It's a story told in three main pieces. Firstly, we are introduced to Doss in his sleepy hometown. He seems a bit different, or odd, and we learn of the harsh life lessons of his childhood which helped to inform his non-violent stance.
His parents are played excellently by Hugo Weaving and Rachel Griffiths.
He falls in love with Dorothy and proposes to her just before he volunteers for the army, hoping to become a medic.
The story then moves to his training at the barracks, where he excels in many areas but soon becomes a target for refusing to touch a rifle during training.
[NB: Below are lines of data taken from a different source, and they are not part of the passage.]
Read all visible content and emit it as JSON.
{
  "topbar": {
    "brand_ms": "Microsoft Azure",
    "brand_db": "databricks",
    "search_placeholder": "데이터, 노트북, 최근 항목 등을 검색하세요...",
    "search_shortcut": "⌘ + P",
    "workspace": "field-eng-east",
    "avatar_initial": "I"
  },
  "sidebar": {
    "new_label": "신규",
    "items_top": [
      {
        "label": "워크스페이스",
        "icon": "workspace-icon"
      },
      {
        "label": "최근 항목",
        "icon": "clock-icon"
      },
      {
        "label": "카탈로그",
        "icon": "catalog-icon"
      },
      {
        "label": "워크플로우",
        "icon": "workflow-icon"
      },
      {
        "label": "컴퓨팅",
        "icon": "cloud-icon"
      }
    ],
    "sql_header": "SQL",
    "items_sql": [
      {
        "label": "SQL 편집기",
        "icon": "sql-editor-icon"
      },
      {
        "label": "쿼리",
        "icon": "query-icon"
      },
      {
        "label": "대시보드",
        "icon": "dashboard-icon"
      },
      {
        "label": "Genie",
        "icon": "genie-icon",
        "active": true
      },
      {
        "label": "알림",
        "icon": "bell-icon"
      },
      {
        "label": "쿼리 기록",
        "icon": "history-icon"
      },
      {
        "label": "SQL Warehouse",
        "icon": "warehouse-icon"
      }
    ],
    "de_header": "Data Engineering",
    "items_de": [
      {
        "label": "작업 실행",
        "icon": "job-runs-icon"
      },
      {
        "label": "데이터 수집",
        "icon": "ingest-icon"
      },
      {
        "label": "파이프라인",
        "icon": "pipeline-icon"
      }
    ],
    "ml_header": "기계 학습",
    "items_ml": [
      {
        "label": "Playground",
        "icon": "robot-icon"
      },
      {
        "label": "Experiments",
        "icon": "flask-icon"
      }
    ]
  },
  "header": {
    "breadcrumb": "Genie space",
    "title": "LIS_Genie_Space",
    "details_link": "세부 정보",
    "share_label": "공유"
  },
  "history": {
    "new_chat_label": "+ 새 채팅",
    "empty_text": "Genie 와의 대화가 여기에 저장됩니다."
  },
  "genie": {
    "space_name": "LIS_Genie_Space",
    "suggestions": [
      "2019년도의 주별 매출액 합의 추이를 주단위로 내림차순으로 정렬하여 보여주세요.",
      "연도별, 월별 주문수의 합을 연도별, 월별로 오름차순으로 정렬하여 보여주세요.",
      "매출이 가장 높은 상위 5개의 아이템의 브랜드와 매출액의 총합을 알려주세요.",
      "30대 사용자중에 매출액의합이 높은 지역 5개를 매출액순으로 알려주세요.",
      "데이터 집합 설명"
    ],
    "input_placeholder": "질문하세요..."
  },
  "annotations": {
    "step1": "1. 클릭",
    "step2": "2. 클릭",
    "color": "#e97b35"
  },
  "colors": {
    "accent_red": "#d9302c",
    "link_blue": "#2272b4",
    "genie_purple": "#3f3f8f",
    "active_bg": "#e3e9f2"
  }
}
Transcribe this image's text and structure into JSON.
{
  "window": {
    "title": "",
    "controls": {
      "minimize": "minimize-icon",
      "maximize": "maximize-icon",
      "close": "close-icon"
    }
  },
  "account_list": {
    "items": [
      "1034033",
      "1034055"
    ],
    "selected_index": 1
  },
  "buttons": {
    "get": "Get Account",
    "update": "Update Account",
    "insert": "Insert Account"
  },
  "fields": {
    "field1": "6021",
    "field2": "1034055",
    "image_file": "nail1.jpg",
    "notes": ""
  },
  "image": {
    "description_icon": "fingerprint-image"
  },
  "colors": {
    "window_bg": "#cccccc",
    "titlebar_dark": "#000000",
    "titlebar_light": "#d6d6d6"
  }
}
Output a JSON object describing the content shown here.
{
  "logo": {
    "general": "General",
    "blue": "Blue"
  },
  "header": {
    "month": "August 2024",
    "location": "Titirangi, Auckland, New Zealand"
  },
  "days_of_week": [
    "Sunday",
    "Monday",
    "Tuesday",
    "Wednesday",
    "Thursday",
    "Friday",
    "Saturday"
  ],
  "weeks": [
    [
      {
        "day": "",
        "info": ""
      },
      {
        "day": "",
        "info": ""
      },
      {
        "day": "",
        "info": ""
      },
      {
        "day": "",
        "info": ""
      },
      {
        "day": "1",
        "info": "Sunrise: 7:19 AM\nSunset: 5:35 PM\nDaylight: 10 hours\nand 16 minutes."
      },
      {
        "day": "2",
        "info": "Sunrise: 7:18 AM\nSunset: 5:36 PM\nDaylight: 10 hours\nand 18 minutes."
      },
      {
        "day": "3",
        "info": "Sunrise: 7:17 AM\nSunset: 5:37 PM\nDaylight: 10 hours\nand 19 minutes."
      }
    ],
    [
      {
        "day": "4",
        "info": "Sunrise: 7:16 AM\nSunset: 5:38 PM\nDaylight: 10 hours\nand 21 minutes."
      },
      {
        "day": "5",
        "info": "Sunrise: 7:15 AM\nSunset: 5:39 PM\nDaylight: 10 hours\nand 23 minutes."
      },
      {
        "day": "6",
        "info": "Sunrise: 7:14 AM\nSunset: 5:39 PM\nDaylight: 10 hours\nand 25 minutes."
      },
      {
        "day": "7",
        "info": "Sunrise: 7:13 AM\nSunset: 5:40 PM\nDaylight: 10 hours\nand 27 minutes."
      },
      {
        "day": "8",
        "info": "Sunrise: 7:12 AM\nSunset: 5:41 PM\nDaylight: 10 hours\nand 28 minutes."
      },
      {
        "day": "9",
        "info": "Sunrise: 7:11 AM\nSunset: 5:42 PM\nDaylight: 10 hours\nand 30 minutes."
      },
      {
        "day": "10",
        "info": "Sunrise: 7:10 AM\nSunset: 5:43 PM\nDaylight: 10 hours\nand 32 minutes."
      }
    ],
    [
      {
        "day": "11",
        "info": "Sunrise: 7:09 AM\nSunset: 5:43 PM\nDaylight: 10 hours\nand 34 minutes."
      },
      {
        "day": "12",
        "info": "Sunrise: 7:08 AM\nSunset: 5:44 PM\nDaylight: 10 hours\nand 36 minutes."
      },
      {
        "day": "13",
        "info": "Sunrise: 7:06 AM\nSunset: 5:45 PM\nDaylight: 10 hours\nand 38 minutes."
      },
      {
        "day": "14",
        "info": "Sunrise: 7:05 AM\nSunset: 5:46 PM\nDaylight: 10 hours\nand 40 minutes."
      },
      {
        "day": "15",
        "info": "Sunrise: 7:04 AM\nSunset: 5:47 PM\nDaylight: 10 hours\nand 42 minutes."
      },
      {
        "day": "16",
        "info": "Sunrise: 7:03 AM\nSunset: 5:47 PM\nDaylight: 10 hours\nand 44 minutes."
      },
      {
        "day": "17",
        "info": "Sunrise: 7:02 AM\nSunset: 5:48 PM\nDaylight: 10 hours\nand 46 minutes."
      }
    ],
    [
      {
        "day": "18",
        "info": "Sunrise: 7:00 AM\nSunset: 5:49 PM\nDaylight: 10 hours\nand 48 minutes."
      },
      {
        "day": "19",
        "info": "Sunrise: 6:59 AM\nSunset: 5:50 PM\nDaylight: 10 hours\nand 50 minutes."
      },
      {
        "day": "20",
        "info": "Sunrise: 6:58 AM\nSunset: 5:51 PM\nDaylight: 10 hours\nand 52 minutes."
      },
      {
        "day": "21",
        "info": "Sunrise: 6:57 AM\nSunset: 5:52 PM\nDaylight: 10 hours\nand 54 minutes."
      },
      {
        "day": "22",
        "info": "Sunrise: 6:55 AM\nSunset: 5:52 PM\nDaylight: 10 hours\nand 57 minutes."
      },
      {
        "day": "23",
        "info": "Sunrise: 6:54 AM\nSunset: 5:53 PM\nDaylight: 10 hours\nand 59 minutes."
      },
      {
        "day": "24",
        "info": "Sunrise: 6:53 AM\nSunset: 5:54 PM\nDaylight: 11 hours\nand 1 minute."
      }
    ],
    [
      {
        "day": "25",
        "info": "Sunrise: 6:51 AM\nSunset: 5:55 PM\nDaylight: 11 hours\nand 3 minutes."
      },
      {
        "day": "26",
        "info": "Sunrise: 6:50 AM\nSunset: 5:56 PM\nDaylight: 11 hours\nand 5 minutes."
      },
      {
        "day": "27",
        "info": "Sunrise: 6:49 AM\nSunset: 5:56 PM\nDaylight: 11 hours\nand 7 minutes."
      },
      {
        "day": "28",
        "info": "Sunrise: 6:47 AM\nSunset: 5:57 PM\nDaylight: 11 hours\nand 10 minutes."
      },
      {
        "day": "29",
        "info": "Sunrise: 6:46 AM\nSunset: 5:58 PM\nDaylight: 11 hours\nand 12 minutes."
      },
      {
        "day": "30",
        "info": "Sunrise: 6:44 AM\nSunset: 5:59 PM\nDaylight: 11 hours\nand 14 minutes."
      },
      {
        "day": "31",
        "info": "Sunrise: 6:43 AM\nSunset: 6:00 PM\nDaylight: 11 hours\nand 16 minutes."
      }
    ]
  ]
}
He remains steadfast, even stubbornly so, and is forced to plead his case in a military court.
The film then moves into the theatre of war, which director Mel Gibson brings to the screen quickly and brutally.
The dry, barren battlefield, which almost looks monochromatic, stands in stark contrast to the colours of the previous scenes. Loose dirt helps to accentuate the explosions and interesting camera angles bring something new to such a well-trodden cinematic subject.
At first Doss's company finds success, driving the Japanese forces back. But their victory is short-lived as new enemy forces come surging back out of a network of underground tunnels.
As the soldiers retreat, Doss stays to rescue injured men from the battlefield in a herculean solo effort.
As gruesome as the battle scenes are, they are also pieces of cinematic artwork skilfully constructed and pieced together by Gibson, who makes a triumphant return to the director's chair for the first time in a decade.
Walking out of the cinema, I felt like this is the movie Unbroken could have been. Sure, the two stories of wartime heroism are different but in Hacksaw Ridge, you feel like you get to the heart of the man and what motivated him to keep going against all odds.
Garfield and Gibson have already been tipped for Oscar nominations and I have little doubt they'll get them.
This is the best drama I've seen so far this year. As long as you can stomach the violence, Hacksaw Ridge is a must-see.
STARS: Andrew Garfield, Sam Worthington, Vince Vaughn, Hugo Weaving, Rachel Griffiths.
DIRECTOR: Mel Gibson
RATING: MA 15+
VERDICT: 4/5 stars